Ive & Co.’s design choice is even more inexplicable when you realize they already have the answer staring them in the face all day: The Mac’s menu bar.Cybart: Including extra bezel to the left and right of the TrueDepth camera system, like every other smartphone manufacturer currently does with their front-facing camera, isn’t a better solution. One wouldn’t be able to use that space to display information such the date, time, battery indicator, carrier signal, etc.
MacDailyNews: One most certainly would be able to use that space to display information such the date, time, battery indicator, carrier signal, etc. It’s not a matter of screen real estate vs. dead space. Those ears can still be used for information. Apple should have simply reserved it for themselves. It’s where the time, cell signal and Wi-Fi signal strength, and battery indicators live – on a deep black background, thanks. We trust Apple somewhere still has someone with the design chops to make those work in landscape, too. Asking every iOS developer on earth to design around a black flap occluding the display is lunacy. It’s the wrong choice. iPhone X’s notch is bad design.
Cybart: Much like the home button, the “notch” will be quickly forgotten. It just melts away after a few hours of use. Let’s not beat around the bush – an iPhone X without any notch would obviously be the closest representation to Apple’s vision of hardware melting away to just leave the user interacting with software. However, the technology for such a feat just isn’t available today (although Apple R&D suggests the company is working at it). But Apple sure comes close to that perfection, even when taking into account the notch.
MacDailyNews: The hallmark of great design: Something that the designers, the users, and the apologists all hope “will be quickly forgotten.”
The “notch” is ill-conceived. It’s a design abomination. It’s an inelegant kludge.
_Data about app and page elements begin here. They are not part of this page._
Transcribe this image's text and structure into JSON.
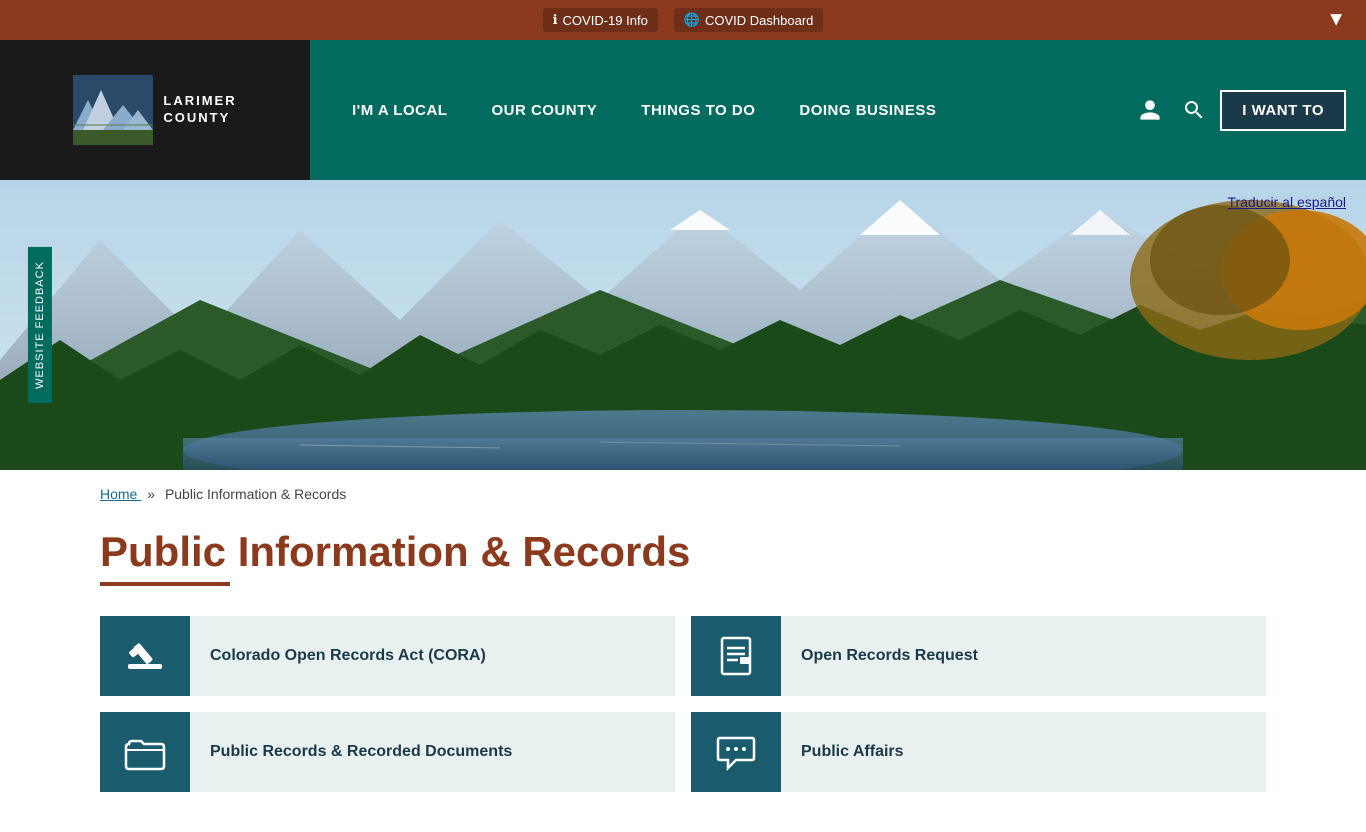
{
  "alert_bar": {
    "covid_info_label": "COVID-19 Info",
    "covid_dashboard_label": "COVID Dashboard"
  },
  "header": {
    "logo_line1": "LARIMER",
    "logo_line2": "COUNTY",
    "nav_items": [
      {
        "label": "I'M A LOCAL",
        "id": "im-a-local"
      },
      {
        "label": "OUR COUNTY",
        "id": "our-county"
      },
      {
        "label": "THINGS TO DO",
        "id": "things-to-do"
      },
      {
        "label": "DOING BUSINESS",
        "id": "doing-business"
      }
    ],
    "i_want_to_label": "I WANT TO"
  },
  "hero": {
    "translate_label": "Traducir al español",
    "feedback_label": "Website Feedback"
  },
  "breadcrumb": {
    "home_label": "Home",
    "separator": "»",
    "current": "Public Information & Records"
  },
  "page": {
    "title": "Public Information & Records",
    "cards": [
      {
        "id": "cora",
        "label": "Colorado Open Records Act (CORA)",
        "icon": "gavel"
      },
      {
        "id": "open-records-request",
        "label": "Open Records Request",
        "icon": "list-doc"
      },
      {
        "id": "public-records",
        "label": "Public Records & Recorded Documents",
        "icon": "folder"
      },
      {
        "id": "public-affairs",
        "label": "Public Affairs",
        "icon": "chat"
      }
    ]
  },
  "colors": {
    "header_bg": "#006B5E",
    "logo_bg": "#1a1a1a",
    "alert_bg": "#8B3A1E",
    "card_icon_bg": "#1a5c6e",
    "card_bg": "#e8f0f0",
    "title_color": "#8B3A1E"
  }
}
It requires developers to literally design around it.
Cybart: I don’t think it’s fair to say that the way Apple wraps the screen around the TrueDepth camera system was some kind of major compromise. Instead of Apple redesigning iPhone to remove the notch next year or the following year, there is a much higher likelihood of Samsung and other smartphone manufacturers embracing some version of the notch as the extra bezel found on Galaxy S8 or Pixel 2 XL really does stand out in a negative way when positioned next to iPhone X… In fact, the notch replaces the home button as a defining characteristic of the device – a way for the phone to stand out from competitors. The notch ends up being iPhone X branding.
MacDailyNews: Branding that cannot be protected is worthless (see literally the entire history of iPhone to see how well Apple’s trade dress has been protected by the “justice” system). It’ll be knocked off quicker than… Oh, wait, it’s already been knocked off. Say “hello” to China’s innovative and oh-so-unique Android-based Hotwav Symbol S3:
So much for branding via notch.
Regarding iPhone X’s notch, Cybart is wrong.
Apple reminds developers to design around iPhone X’s notch – October 28, 2017
We’ll get used to iPhone X’s ugly notch, even if we don’t end up liking it – October 23, 2017
Sloppiness: Apple’s inconsistent iPhone X design guides show attention to detail is no longer a priority – October 13, 2017
It’s not all screen: Apple’s stretching the truth with iPhone X marketing – October 3, 2017
Joshua Topolsky: Apple is really bad at design – October 1, 2017
Apple’s botched ‘notch’ atop iPhone X’s display is a design abomination – September 15, 2017
Apple is turning a design quirk into the iPhone X’s defining feature: Leaning into the notch – September 14, 2017
The lessons and questions of Apple’s iPhone X and iPhone 8 – September 13, 2017
Apple embraces that ugly notched cutout in OLED ‘iPhone’s display – August 30, 2017
It’s time we embraced Apple’s notched/cutout OLED iPhone display – August 11, 2017